There are five steps you should keep in mind to successfully build your network:

Step 1: Determine which events|groups are important and relevant to your goals. One way to do this is to remind yourself why you are attending an event. If you are recruiting, then the purpose might be to build relationships with your local real estate community—to be in front of as many people in real estate as often as possible so you can build relationships over time.

Step 2: Put these dates on your calendar. Block time each week to ensure you have at least one powerful opportunity to build your network that fulfills your purpose. Remember, the rule of thumb is to participate in one activity to build your network per week.

Step 3: Prepare for the event. This is where many people fail. They don’t prepare in advance for strategically meeting people. Preparation can include things such as who might be at the event, what is the demographic, are there specific individuals you would like to meet, what conversations might occur based on the type of event. If you are building your recruiting network, it could include determining how many people you need to add to your recruiting database to potentially get at least 1 appointment. If you know in advance how many contacts you need to make to get one appointment, you can then determine if the event was a success or not in terms of potential ROI.

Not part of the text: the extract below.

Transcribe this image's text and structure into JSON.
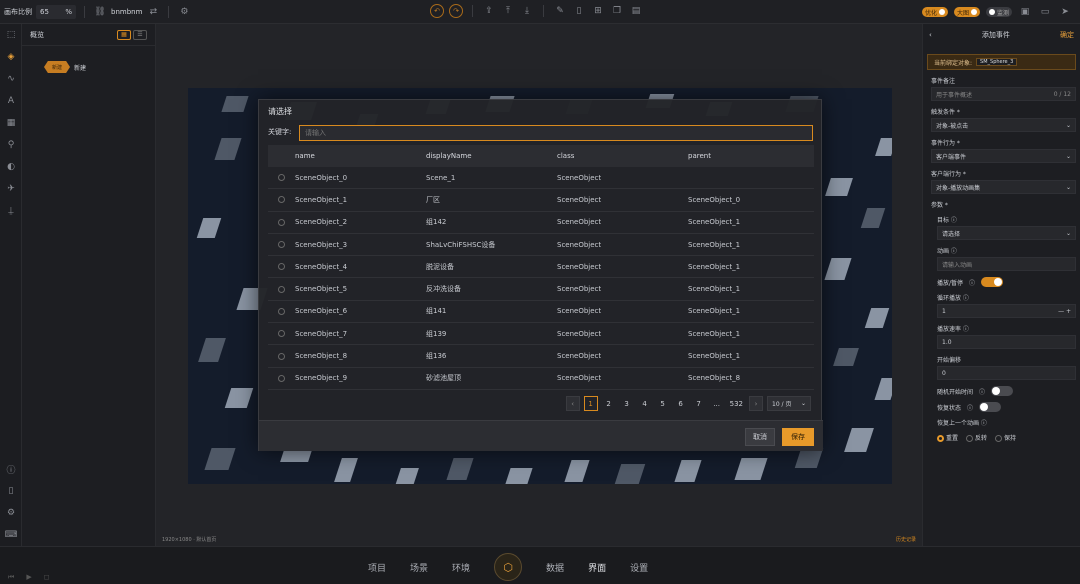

Additionally, this helps you begin to see what events|groups are better than others. If you are going to spend time, energy and resources you want to spend them in the most productive way possible. One important area of preparation is to plan ahead for what you might say when someone asks you, “How is the market?” This is a standard question people ask when they find out you are in real estate. Another question they ask if you are with other real estate people is, “How is your business?” I recommend you become familiar with answering these two questions, as your response can both impress and help further the conversation, or lead to a dead end and stop the conversation.

Step 4: Attend the event. The objective is to meet a few key people AND continue the relationship in some manner. Remember, the purpose is to build the relationship and by connecting. You can do this first via LinkedIn or Facebook and then ask for coffee|lunch.

In each conversation, focus on asking open-ended questions. The purpose of open-ended questions is to determine what you can offer them in order to stay in touch and further the conversation. The more you demonstrate what a good listener you are, the more people will engage with you.

Step 5: Follow-up after the event. Like any successful lead generation program or strategy, follow up after an event is typically the deciding factor in determining how successful you might be. After the event there are 3 important things we recommend you do:

  1. Enter contact information into your CRM. Schedule a follow-up campaign. This includes anything that you might have told someone you would offer. For example, if you told them you would give them a business plan, make sure you send it. Or if you told them you would send your contact information, this is the perfect opportunity to send a handwritten note with your card. Or email and invite them to a training event.
  2. Connect via social media. This is an easy way to build a long-term relationship. Find them on LinkedIn and|or Facebook.
  3. Ask for the next engagement. Ask them to meet you for coffee|lunch.

When you adopt the philosophy that “No Man Is An Island,” you will begin to look at each situation as an opportunity to build a network for the sake of achieving your good life and helping others achieve their good life. In this way, it is a selfishly altruistic practice. What I have learned is that my life is so much more fulfilling the more I participate with people and look to creating the future with them.

I encourage you to take a few minutes to answer the questions in this blog and think about how you will build your network this year. If you would like my help to create a plan to build your network, please schedule a free 30-minute session with me at https://calendly.com/talentattractionexperts.

SOURCE:

*https://books.google.com/books/about/No_Man_Is_an_Island.html?id=RFuhOgAACAAJ&source=kp_book_descriptio